To ensure stability, he said, the government would provide the exchange with an initial $5 billion of foreign currencies drawn from the NDF, a body which invests in infrastructure and is funded by oil revenues.
But to function effectively, the exchange will need to persuade the mass of Iranians that it is producing fair rial rates based on market supply and demand. Otherwise, people will be reluctant to use the exchange-determined rates and continue to buy and sell dollars through the black market.
“As long as there are multiple rates for the rial, they can’t establish the bourse” because there will be no confidence in the values quoted by the exchange, a Tehran money changer told Reuters by telephone, declining to be named because of the political sensitivity of the issue.
Some Iranian businessmen argue the proposed exchange would merely create a third rate alongside the official and unofficial rates, Donya-e Eqtesad reported. These businessmen speculated the unofficial rate might drop to 30,000.
Another big question is whether the supply of dollars in sanctions-hit Iran would in the long term be large enough to meet demand at the rates determined by the exchange.
At the end of last year, Iran had $106 billion of official foreign reserves, enough to cover an ample 13 months of imports of goods and services in normal times, according to the International Monetary Fund.

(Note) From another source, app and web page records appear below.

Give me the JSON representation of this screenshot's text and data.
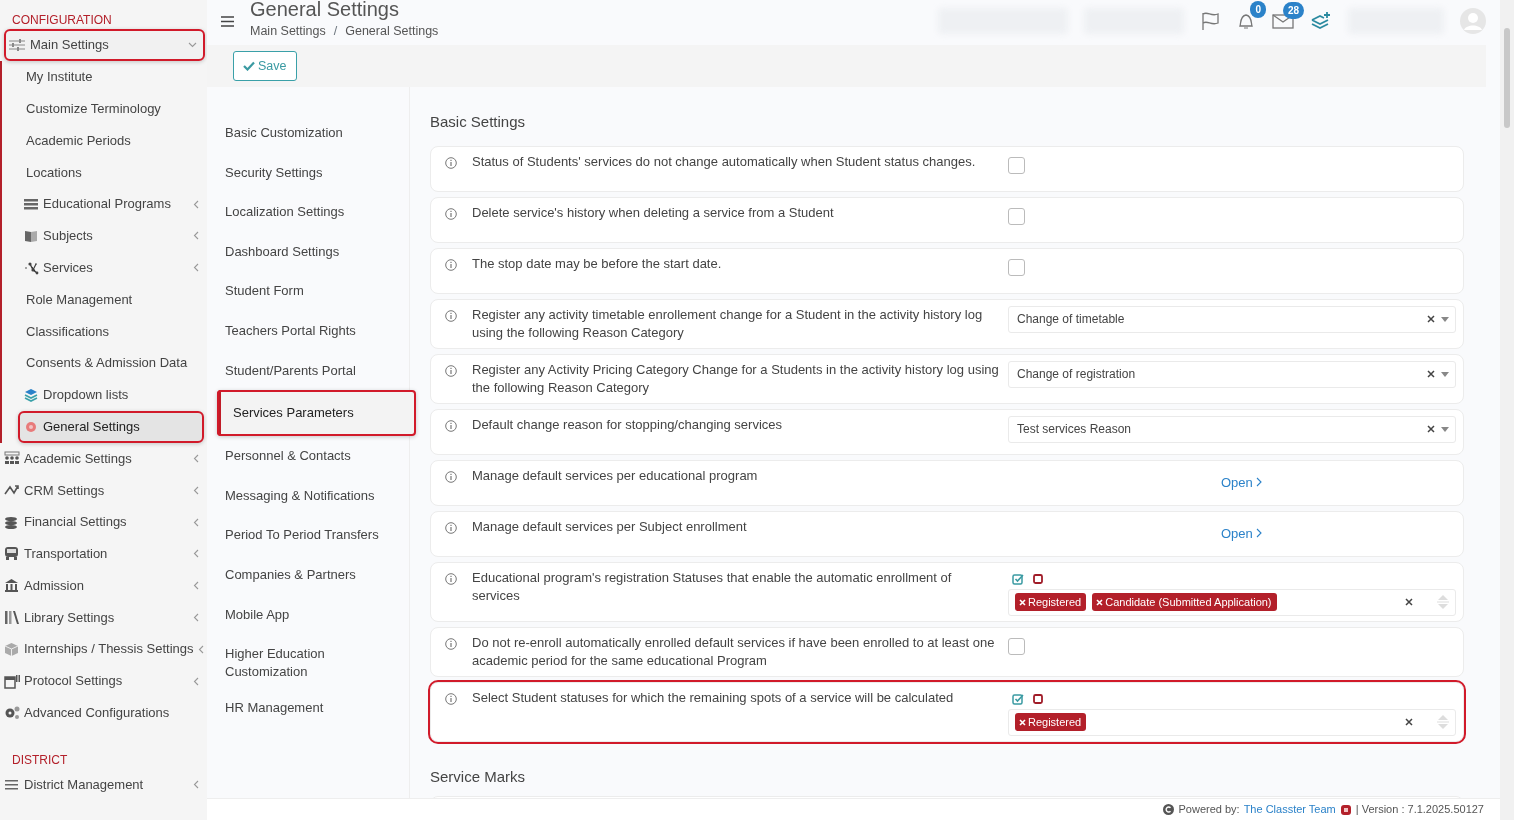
{
  "sidebar": {
    "sections": [
      {
        "title": "CONFIGURATION",
        "items": [
          {
            "label": "Main Settings",
            "expanded": true,
            "highlighted": true,
            "selected": false,
            "has_chevron": true,
            "children": [
              {
                "label": "My Institute",
                "selected": false,
                "highlighted": false,
                "has_chevron": false
              },
              {
                "label": "Customize Terminology",
                "selected": false,
                "highlighted": false,
                "has_chevron": false
              },
              {
                "label": "Academic Periods",
                "selected": false,
                "highlighted": false,
                "has_chevron": false
              },
              {
                "label": "Locations",
                "selected": false,
                "highlighted": false,
                "has_chevron": false
              },
              {
                "label": "Educational Programs",
                "selected": false,
                "highlighted": false,
                "has_chevron": true
              },
              {
                "label": "Subjects",
                "selected": false,
                "highlighted": false,
                "has_chevron": true
              },
              {
                "label": "Services",
                "selected": false,
                "highlighted": false,
                "has_chevron": true
              },
              {
                "label": "Role Management",
                "selected": false,
                "highlighted": false,
                "has_chevron": false
              },
              {
                "label": "Classifications",
                "selected": false,
                "highlighted": false,
                "has_chevron": false
              },
              {
                "label": "Consents & Admission Data",
                "selected": false,
                "highlighted": false,
                "has_chevron": false
              },
              {
                "label": "Dropdown lists",
                "selected": false,
                "highlighted": false,
                "has_chevron": false
              },
              {
                "label": "General Settings",
                "selected": true,
                "highlighted": true,
                "has_chevron": false
              }
            ]
          },
          {
            "label": "Academic Settings",
            "expanded": false,
            "highlighted": false,
            "selected": false,
            "has_chevron": true
          },
          {
            "label": "CRM Settings",
            "expanded": false,
            "highlighted": false,
            "selected": false,
            "has_chevron": true
          },
          {
            "label": "Financial Settings",
            "expanded": false,
            "highlighted": false,
            "selected": false,
            "has_chevron": true
          },
          {
            "label": "Transportation",
            "expanded": false,
            "highlighted": false,
            "selected": false,
            "has_chevron": true
          },
          {
            "label": "Admission",
            "expanded": false,
            "highlighted": false,
            "selected": false,
            "has_chevron": true
          },
          {
            "label": "Library Settings",
            "expanded": false,
            "highlighted": false,
            "selected": false,
            "has_chevron": true
          },
          {
            "label": "Internships / Thessis Settings",
            "expanded": false,
            "highlighted": false,
            "selected": false,
            "has_chevron": true
          },
          {
            "label": "Protocol Settings",
            "expanded": false,
            "highlighted": false,
            "selected": false,
            "has_chevron": true
          },
          {
            "label": "Advanced Configurations",
            "expanded": false,
            "highlighted": false,
            "selected": false,
            "has_chevron": false
          }
        ]
      },
      {
        "title": "DISTRICT",
        "items": [
          {
            "label": "District Management",
            "expanded": false,
            "highlighted": false,
            "selected": false,
            "has_chevron": true
          }
        ]
      }
    ]
  },
  "header": {
    "title": "General Settings",
    "breadcrumb": [
      "Main Settings",
      "General Settings"
    ],
    "breadcrumb_separator": "/",
    "notifications": {
      "count": "0"
    },
    "messages": {
      "count": "28"
    }
  },
  "toolbar": {
    "save_button": "Save"
  },
  "submenu": [
    {
      "label": "Basic Customization",
      "selected": false,
      "highlighted": false
    },
    {
      "label": "Security Settings",
      "selected": false,
      "highlighted": false
    },
    {
      "label": "Localization Settings",
      "selected": false,
      "highlighted": false
    },
    {
      "label": "Dashboard Settings",
      "selected": false,
      "highlighted": false
    },
    {
      "label": "Student Form",
      "selected": false,
      "highlighted": false
    },
    {
      "label": "Teachers Portal Rights",
      "selected": false,
      "highlighted": false
    },
    {
      "label": "Student/Parents Portal",
      "selected": false,
      "highlighted": false
    },
    {
      "label": "Services Parameters",
      "selected": true,
      "highlighted": true
    },
    {
      "label": "Personnel & Contacts",
      "selected": false,
      "highlighted": false
    },
    {
      "label": "Messaging & Notifications",
      "selected": false,
      "highlighted": false
    },
    {
      "label": "Period To Period Transfers",
      "selected": false,
      "highlighted": false
    },
    {
      "label": "Companies & Partners",
      "selected": false,
      "highlighted": false
    },
    {
      "label": "Mobile App",
      "selected": false,
      "highlighted": false
    },
    {
      "label": "Higher Education Customization",
      "selected": false,
      "highlighted": false
    },
    {
      "label": "HR Management",
      "selected": false,
      "highlighted": false
    }
  ],
  "basic_settings": {
    "title": "Basic Settings",
    "rows": [
      {
        "kind": "checkbox",
        "label": "Status of Students' services do not change automatically when Student status changes.",
        "checked": false,
        "highlighted": false
      },
      {
        "kind": "checkbox",
        "label": "Delete service's history when deleting a service from a Student",
        "checked": false,
        "highlighted": false
      },
      {
        "kind": "checkbox",
        "label": "The stop date may be before the start date.",
        "checked": false,
        "highlighted": false
      },
      {
        "kind": "select",
        "label": "Register any activity timetable enrollement change for a Student in the activity history log using the following Reason Category",
        "value": "Change of timetable",
        "highlighted": false
      },
      {
        "kind": "select",
        "label": "Register any Activity Pricing Category Change for a Students in the activity history log using the following Reason Category",
        "value": "Change of registration",
        "highlighted": false
      },
      {
        "kind": "select",
        "label": "Default change reason for stopping/changing services",
        "value": "Test services Reason",
        "highlighted": false
      },
      {
        "kind": "link",
        "label": "Manage default services per educational program",
        "link": "Open",
        "highlighted": false
      },
      {
        "kind": "link",
        "label": "Manage default services per Subject enrollment",
        "link": "Open",
        "highlighted": false
      },
      {
        "kind": "multiselect",
        "label": "Educational program's registration Statuses that enable the automatic enrollment of services",
        "tags": [
          "Registered",
          "Candidate (Submitted Application)"
        ],
        "highlighted": false
      },
      {
        "kind": "checkbox",
        "label": "Do not re-enroll automatically enrolled default services if have been enrolled to at least one academic period for the same educational Program",
        "checked": false,
        "highlighted": false
      },
      {
        "kind": "multiselect",
        "label": "Select Student statuses for which the remaining spots of a service will be calculated",
        "tags": [
          "Registered"
        ],
        "highlighted": true
      }
    ]
  },
  "service_marks": {
    "title": "Service Marks"
  },
  "footer": {
    "powered_by": "Powered by:",
    "team_link": "The Classter Team",
    "version": "| Version : 7.1.2025.50127"
  }
}
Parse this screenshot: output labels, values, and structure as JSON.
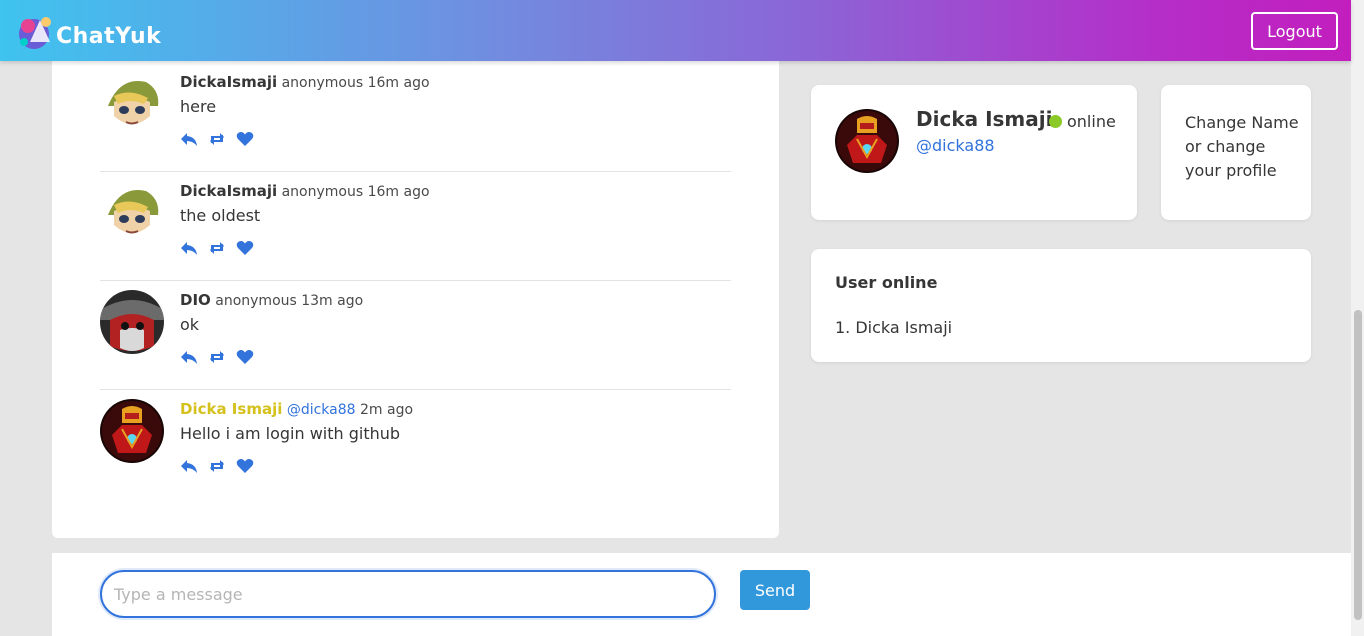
{
  "app": {
    "title": "ChatYuk",
    "logout_label": "Logout"
  },
  "messages": [
    {
      "name": "DickaIsmaji",
      "meta": "anonymous 16m ago",
      "text": "here",
      "avatar": "link-avatar"
    },
    {
      "name": "DickaIsmaji",
      "meta": "anonymous 16m ago",
      "text": "the oldest",
      "avatar": "link-avatar"
    },
    {
      "name": "DIO",
      "meta": "anonymous 13m ago",
      "text": "ok",
      "avatar": "dio-avatar"
    },
    {
      "name": "Dicka Ismaji",
      "handle": "@dicka88",
      "meta": "2m ago",
      "text": "Hello i am login with github",
      "avatar": "ironman-avatar"
    }
  ],
  "profile": {
    "name": "Dicka Ismaji",
    "handle": "@dicka88",
    "status": "online"
  },
  "change_profile": {
    "label": "Change Name or change your profile"
  },
  "online_users": {
    "title": "User online",
    "items": [
      "1. Dicka Ismaji"
    ]
  },
  "composer": {
    "placeholder": "Type a message",
    "value": "",
    "send_label": "Send"
  },
  "colors": {
    "accent": "#3273dc",
    "send": "#3298dc",
    "self_name": "#d4c11c",
    "online": "#8ac926"
  }
}
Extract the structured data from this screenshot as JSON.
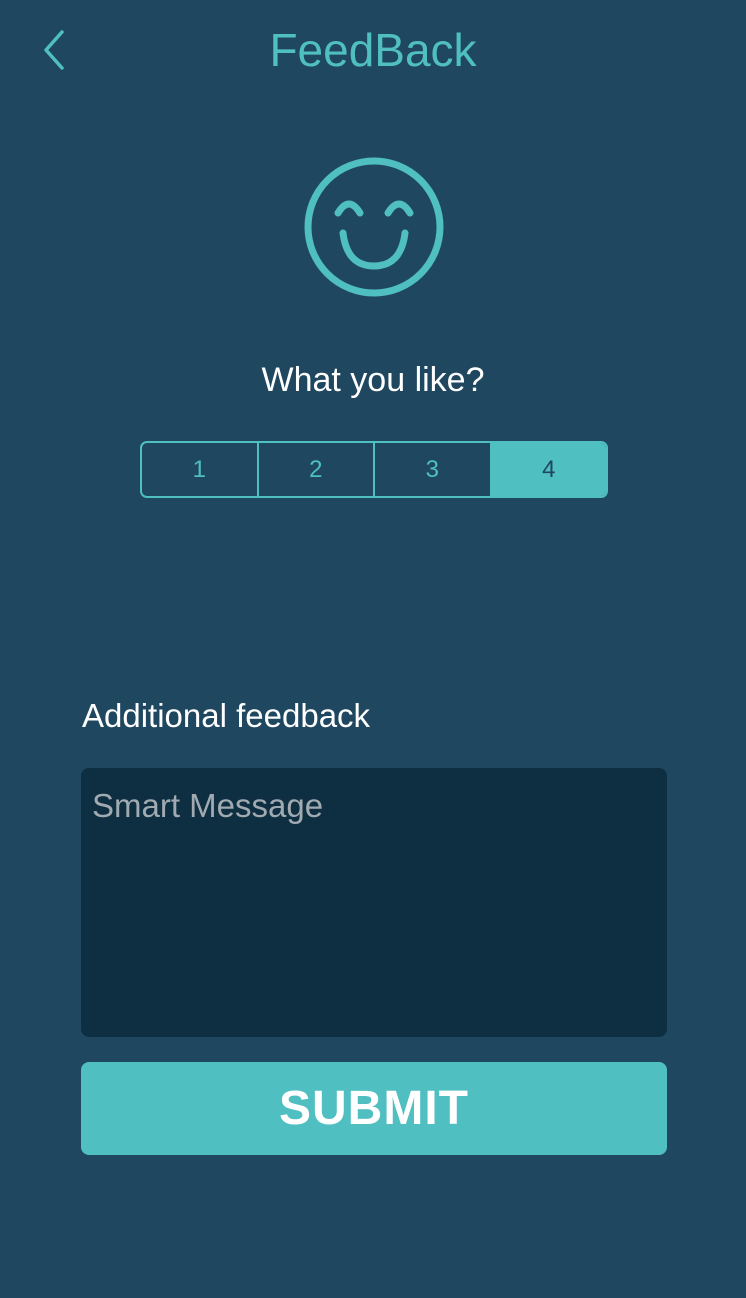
{
  "nav": {
    "title": "FeedBack",
    "back_icon": "chevron-left-icon"
  },
  "hero": {
    "icon": "smiling-face-icon"
  },
  "rating": {
    "question": "What you like?",
    "options": [
      "1",
      "2",
      "3",
      "4"
    ],
    "selected": "4"
  },
  "feedback": {
    "label": "Additional feedback",
    "placeholder": "Smart Message",
    "value": ""
  },
  "submit": {
    "label": "SUBMIT"
  },
  "colors": {
    "background": "#1f4760",
    "accent": "#4fbfc1",
    "input_background": "#0e2e41",
    "text": "#ffffff",
    "placeholder": "#a0aab0"
  }
}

But those reserves may now have started falling as the economic sanctions hurt Iran’s ability to export oil and make financing its other foreign trade more costly. Analysts estimate Iran’s oil exports may have dropped by about 1 million barrels per day from roughly 2.3 million bpd last year.
Nader Habibi, an economist at the Crown Center for Middle East Studies at Brandeis University in the United States, estimated the government now had about $50 billion to $70 billion of hard currency reserves remaining.
Some Iranian members of parliament and importers, including Mesbahi-Moghaddam, told local media this week that the central bank had for the last several weeks failed to supply enough dollars to meet demand. This fuelled market speculation that the central bank might be cutting back its supply because it was concerned about a drop in its reserves.
Central bank chief Bahmani, however, insisted the official exchange rate would remain available for use by importers who needed dollars to buy essential goods.